■ **DATA SUPPLIED**:
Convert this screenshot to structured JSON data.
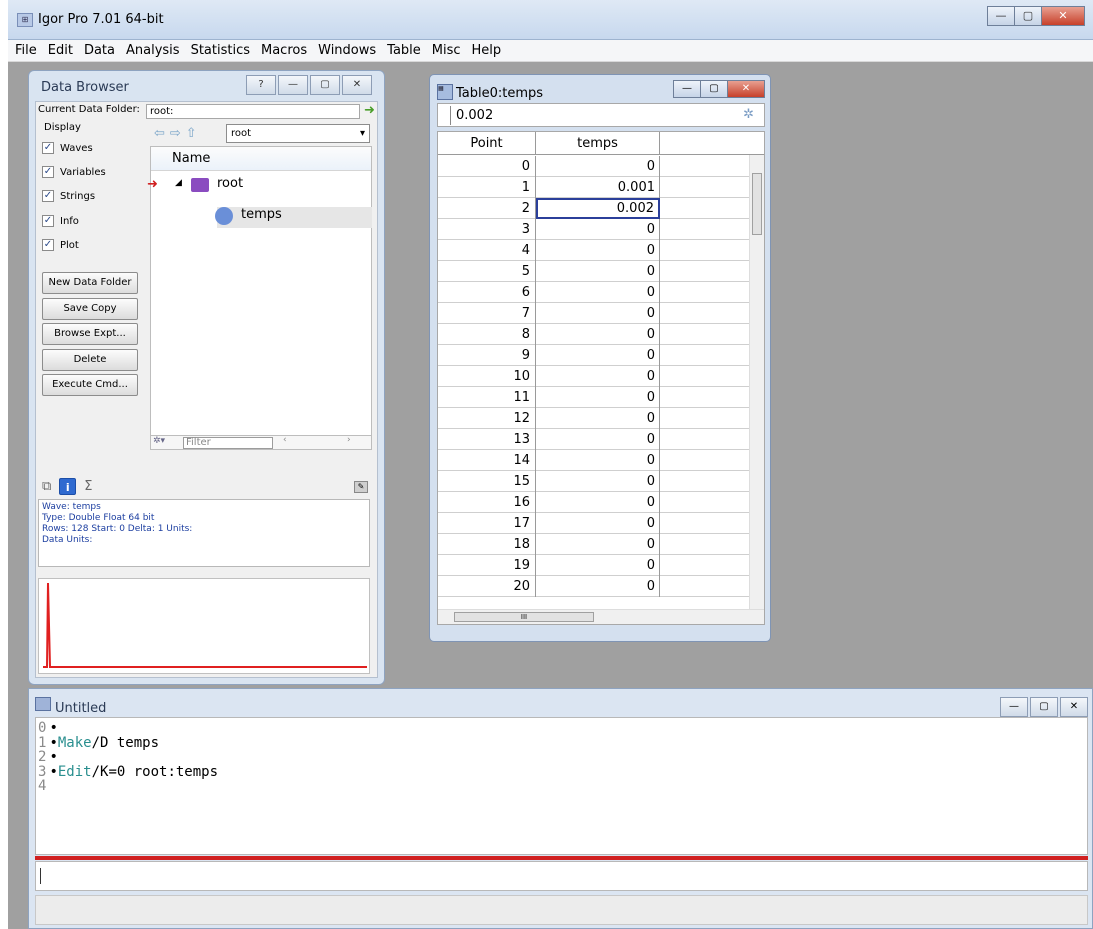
{
  "app": {
    "title": "Igor Pro 7.01 64-bit"
  },
  "menu": [
    "File",
    "Edit",
    "Data",
    "Analysis",
    "Statistics",
    "Macros",
    "Windows",
    "Table",
    "Misc",
    "Help"
  ],
  "data_browser": {
    "title": "Data Browser",
    "current_folder_label": "Current Data Folder:",
    "current_folder_value": "root:",
    "display_label": "Display",
    "checkboxes": [
      "Waves",
      "Variables",
      "Strings",
      "Info",
      "Plot"
    ],
    "folder_select": "root",
    "tree_header": "Name",
    "tree_root": "root",
    "tree_wave": "temps",
    "buttons": [
      "New Data Folder",
      "Save Copy",
      "Browse Expt...",
      "Delete",
      "Execute Cmd..."
    ],
    "filter_placeholder": "Filter",
    "sigma": "Σ",
    "info": {
      "wave": "Wave: temps",
      "type": "Type: Double Float 64 bit",
      "rows": "Rows: 128  Start: 0  Delta: 1  Units:",
      "data_units": "Data Units:"
    },
    "plot_color": "#e02020"
  },
  "table": {
    "title": "Table0:temps",
    "entry_value": "0.002",
    "col_point": "Point",
    "col_temps": "temps",
    "points": [
      "0",
      "1",
      "2",
      "3",
      "4",
      "5",
      "6",
      "7",
      "8",
      "9",
      "10",
      "11",
      "12",
      "13",
      "14",
      "15",
      "16",
      "17",
      "18",
      "19",
      "20"
    ],
    "values": [
      "0",
      "0.001",
      "0.002",
      "0",
      "0",
      "0",
      "0",
      "0",
      "0",
      "0",
      "0",
      "0",
      "0",
      "0",
      "0",
      "0",
      "0",
      "0",
      "0",
      "0",
      "0"
    ],
    "selected_row": 2
  },
  "command_window": {
    "title": "Untitled",
    "history": [
      {
        "num": "0",
        "bullet": "•",
        "kw": "",
        "rest": ""
      },
      {
        "num": "1",
        "bullet": "•",
        "kw": "Make",
        "rest": "/D temps"
      },
      {
        "num": "2",
        "bullet": "•",
        "kw": "",
        "rest": ""
      },
      {
        "num": "3",
        "bullet": "•",
        "kw": "Edit",
        "rest": "/K=0 root:temps"
      },
      {
        "num": "4",
        "bullet": "",
        "kw": "",
        "rest": ""
      }
    ]
  }
}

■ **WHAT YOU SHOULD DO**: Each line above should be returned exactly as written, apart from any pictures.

■ **WRITTEN ANSWER**:
Convert this screenshot to structured JSON data.
{
  "app": {
    "title": "Igor Pro 7.01 64-bit"
  },
  "menu": [
    "File",
    "Edit",
    "Data",
    "Analysis",
    "Statistics",
    "Macros",
    "Windows",
    "Table",
    "Misc",
    "Help"
  ],
  "data_browser": {
    "title": "Data Browser",
    "current_folder_label": "Current Data Folder:",
    "current_folder_value": "root:",
    "display_label": "Display",
    "checkboxes": [
      "Waves",
      "Variables",
      "Strings",
      "Info",
      "Plot"
    ],
    "folder_select": "root",
    "tree_header": "Name",
    "tree_root": "root",
    "tree_wave": "temps",
    "buttons": [
      "New Data Folder",
      "Save Copy",
      "Browse Expt...",
      "Delete",
      "Execute Cmd..."
    ],
    "filter_placeholder": "Filter",
    "sigma": "Σ",
    "info": {
      "wave": "Wave: temps",
      "type": "Type: Double Float 64 bit",
      "rows": "Rows: 128  Start: 0  Delta: 1  Units:",
      "data_units": "Data Units:"
    },
    "plot_color": "#e02020"
  },
  "table": {
    "title": "Table0:temps",
    "entry_value": "0.002",
    "col_point": "Point",
    "col_temps": "temps",
    "points": [
      "0",
      "1",
      "2",
      "3",
      "4",
      "5",
      "6",
      "7",
      "8",
      "9",
      "10",
      "11",
      "12",
      "13",
      "14",
      "15",
      "16",
      "17",
      "18",
      "19",
      "20"
    ],
    "values": [
      "0",
      "0.001",
      "0.002",
      "0",
      "0",
      "0",
      "0",
      "0",
      "0",
      "0",
      "0",
      "0",
      "0",
      "0",
      "0",
      "0",
      "0",
      "0",
      "0",
      "0",
      "0"
    ],
    "selected_row": 2
  },
  "command_window": {
    "title": "Untitled",
    "history": [
      {
        "num": "0",
        "bullet": "•",
        "kw": "",
        "rest": ""
      },
      {
        "num": "1",
        "bullet": "•",
        "kw": "Make",
        "rest": "/D temps"
      },
      {
        "num": "2",
        "bullet": "•",
        "kw": "",
        "rest": ""
      },
      {
        "num": "3",
        "bullet": "•",
        "kw": "Edit",
        "rest": "/K=0 root:temps"
      },
      {
        "num": "4",
        "bullet": "",
        "kw": "",
        "rest": ""
      }
    ]
  }
}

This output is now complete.